(Dataset records)
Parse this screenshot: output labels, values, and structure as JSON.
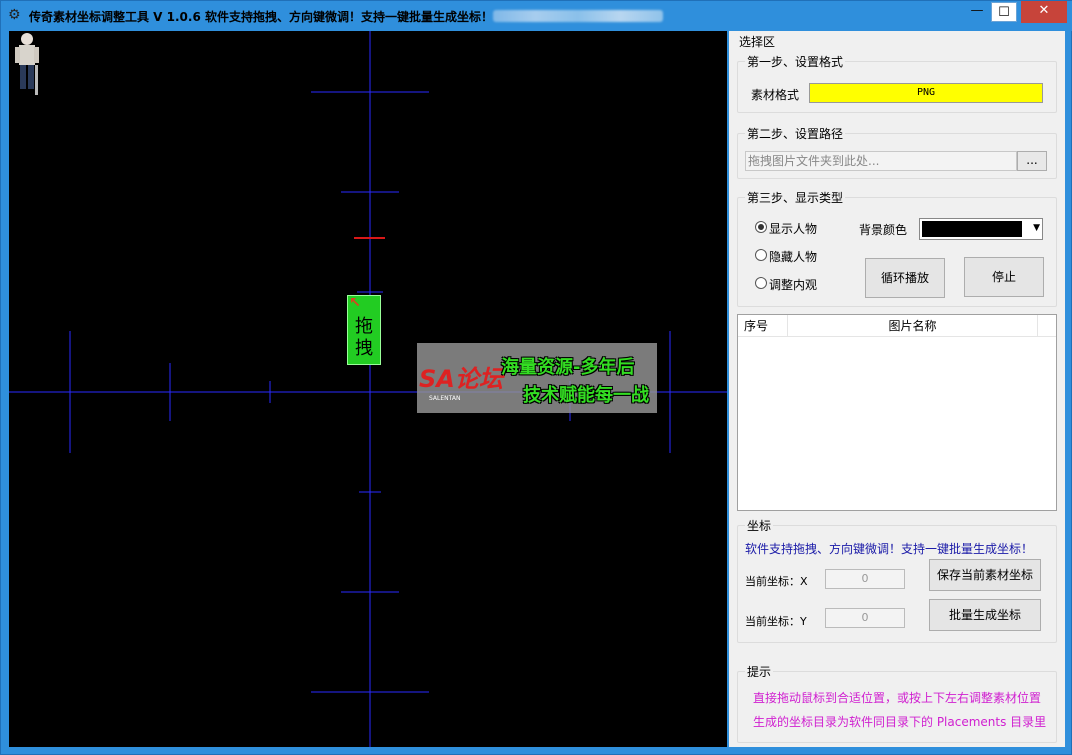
{
  "window": {
    "title": "传奇素材坐标调整工具 V 1.0.6  软件支持拖拽、方向键微调！支持一键批量生成坐标！",
    "app_icon": "gear-icon",
    "minimize_label": "—",
    "maximize_label": "☐",
    "close_label": "✕"
  },
  "canvas": {
    "background_color": "#000000",
    "grid_color": "#2a2aff",
    "drag_label_top": "拖",
    "drag_label_bottom": "拽",
    "watermark": {
      "logo": "SA论坛",
      "logo_sub": "SALENTAN",
      "line1": "海量资源-多年后",
      "line2": "技术赋能每一战"
    }
  },
  "panel": {
    "title": "选择区",
    "step1": {
      "title": "第一步、设置格式",
      "label": "素材格式",
      "value": "PNG"
    },
    "step2": {
      "title": "第二步、设置路径",
      "placeholder": "拖拽图片文件夹到此处...",
      "browse_label": "..."
    },
    "step3": {
      "title": "第三步、显示类型",
      "radios": [
        "显示人物",
        "隐藏人物",
        "调整内观"
      ],
      "selected_index": 0,
      "bg_color_label": "背景颜色",
      "bg_color_value": "#000000",
      "loop_button": "循环播放",
      "stop_button": "停止"
    },
    "list": {
      "col_seq": "序号",
      "col_name": "图片名称"
    },
    "coords": {
      "title": "坐标",
      "note": "软件支持拖拽、方向键微调！支持一键批量生成坐标！",
      "x_label": "当前坐标：X",
      "x_value": "0",
      "y_label": "当前坐标：Y",
      "y_value": "0",
      "save_button": "保存当前素材坐标",
      "batch_button": "批量生成坐标"
    },
    "hints": {
      "title": "提示",
      "line1": "直接拖动鼠标到合适位置，或按上下左右调整素材位置",
      "line2": "生成的坐标目录为软件同目录下的 Placements 目录里"
    }
  }
}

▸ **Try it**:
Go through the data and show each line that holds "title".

▸ **Response box**:
    "title": "传奇素材坐标调整工具 V 1.0.6  软件支持拖拽、方向键微调！支持一键批量生成坐标！",
    "title": "选择区",
      "title": "第一步、设置格式",
      "title": "第二步、设置路径",
      "title": "第三步、显示类型",
      "title": "坐标",
      "title": "提示",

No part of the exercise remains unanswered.